EXAMPLE ll A composition containing 13.9 weight percent carboxyl terminated polybutadiene, 0.6 weight percent triethylene melamine, 3.5 weight percent Conoco H-35, l percent aluminum powder and 62 percent HNF was formulated as described in Example I. To this composition during the mixing thereof was added 10 percent nitroguanidine. The propellant was cast into plastic containers which had a length to diameter ratio of 3. The propellant cured in about 24 hours at ambient temperature then was stored at ambient temperature and was examined frequently.
The above formulation of this example showed no deterioration such as swelling or softening after 5 months storage at ambient temperatures.
EXAMPLE [I] To indicate that nitroguanidine appeared to particularly achieve the unexpected results of the herein invention a related compound, cyanoguanidine, was utilized as an additive to the propellant formulation. A composition was thus formulated containing 12.4 percent carboxy terminated polybutadiene, 0.5 percent triethylene melamine, 3.1 percent Conoco H-25, 10 percent aluminum powder, 68 percent HNF, and 6 percent cyanoguanidine. The resulting cured composition began swelling 13 days after mixing at ambient temperature.
Thus, as can be seen from the examples and above description, nitroguanidine unexpectedly and peculiarly serves to inhibit a reaction between HNF and unsaturated hydrocarbon binders, particularly carboxyl terminated polybutadiene.
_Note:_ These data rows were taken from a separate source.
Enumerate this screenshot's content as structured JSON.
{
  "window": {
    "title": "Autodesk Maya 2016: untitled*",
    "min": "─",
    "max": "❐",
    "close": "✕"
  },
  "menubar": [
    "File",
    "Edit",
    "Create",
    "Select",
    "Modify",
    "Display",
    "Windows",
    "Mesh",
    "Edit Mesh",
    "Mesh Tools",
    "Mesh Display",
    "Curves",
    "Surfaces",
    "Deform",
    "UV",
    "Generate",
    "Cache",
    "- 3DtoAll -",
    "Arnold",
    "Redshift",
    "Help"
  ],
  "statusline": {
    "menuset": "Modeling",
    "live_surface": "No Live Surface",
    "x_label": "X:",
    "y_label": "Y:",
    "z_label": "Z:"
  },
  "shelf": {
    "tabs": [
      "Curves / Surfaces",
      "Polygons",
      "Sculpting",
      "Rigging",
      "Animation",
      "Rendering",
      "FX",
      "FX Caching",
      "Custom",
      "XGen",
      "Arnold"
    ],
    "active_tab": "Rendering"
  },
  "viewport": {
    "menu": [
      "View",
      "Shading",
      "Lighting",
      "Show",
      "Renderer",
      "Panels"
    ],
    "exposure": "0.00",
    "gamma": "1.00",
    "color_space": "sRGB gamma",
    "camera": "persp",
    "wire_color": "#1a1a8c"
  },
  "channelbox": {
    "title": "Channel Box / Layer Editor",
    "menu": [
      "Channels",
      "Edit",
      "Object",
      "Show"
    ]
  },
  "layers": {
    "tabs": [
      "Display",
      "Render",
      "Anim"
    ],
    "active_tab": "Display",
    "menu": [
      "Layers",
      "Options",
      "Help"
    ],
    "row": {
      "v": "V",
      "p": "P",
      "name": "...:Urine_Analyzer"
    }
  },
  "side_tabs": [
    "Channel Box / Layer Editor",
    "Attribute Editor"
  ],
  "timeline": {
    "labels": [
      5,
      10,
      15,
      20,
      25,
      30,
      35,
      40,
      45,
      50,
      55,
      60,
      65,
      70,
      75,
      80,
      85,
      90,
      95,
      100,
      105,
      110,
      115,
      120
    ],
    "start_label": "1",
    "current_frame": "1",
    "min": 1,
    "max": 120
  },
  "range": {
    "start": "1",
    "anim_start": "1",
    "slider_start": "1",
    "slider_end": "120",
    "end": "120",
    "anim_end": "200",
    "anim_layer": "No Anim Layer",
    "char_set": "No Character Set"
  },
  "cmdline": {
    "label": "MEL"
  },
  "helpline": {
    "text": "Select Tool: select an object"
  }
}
No theoretical explanation for the effect of nitroguanidine has been developed. The possibility that the stabilizing effect might be due to the nitramino group (--NHNO was considered. Ethylene dinitramine, containing two of these groups. however, was not effective.
l. A solid propellant composition comprising:
an unsaturated carboxyl terminated polymeric hydrocarbon binder,
hydrazinium nitroformate is an amount sufficient to act as an oxidizer,
a suitable curing agent for said binder,
and nitroguanidine as an amount sufficient to improve the shelf life of the composition.
2. The composition of claim 1 wherein said binder is carboxyl terminated polybutadiene.
3. The composition of claim 1 wherein said curing agent is triethylene melamine.
4. The composition of claim 1 further comprising:
a solid particulate metal fuel.
5. A solid propellant corn osition co'm rising:
5 to 25 weight percent of unsaturate carboxyl terminated polymeric hydrocarbon binder,
50 to 65 weight percent hydrazinium nitroformate,
0.2 to 1.0 weight percent ofa curing agent for said binder,
and 2 to 20 weight percent nitroguanidine.
6. The composition of claim 5 further comprising:
5 to 20 weight percent ofa solid particulate metal fuel.
7. The composition of claim 6 wherein said binder is carboxyl terminated polybutadiene.
8. The composition of claim 7 wherein said curing agent is triethylene melamine.
9. The composition of claim 5 additionally comprising:
up to 20 weight percent of a suitable plasticizer for said binder.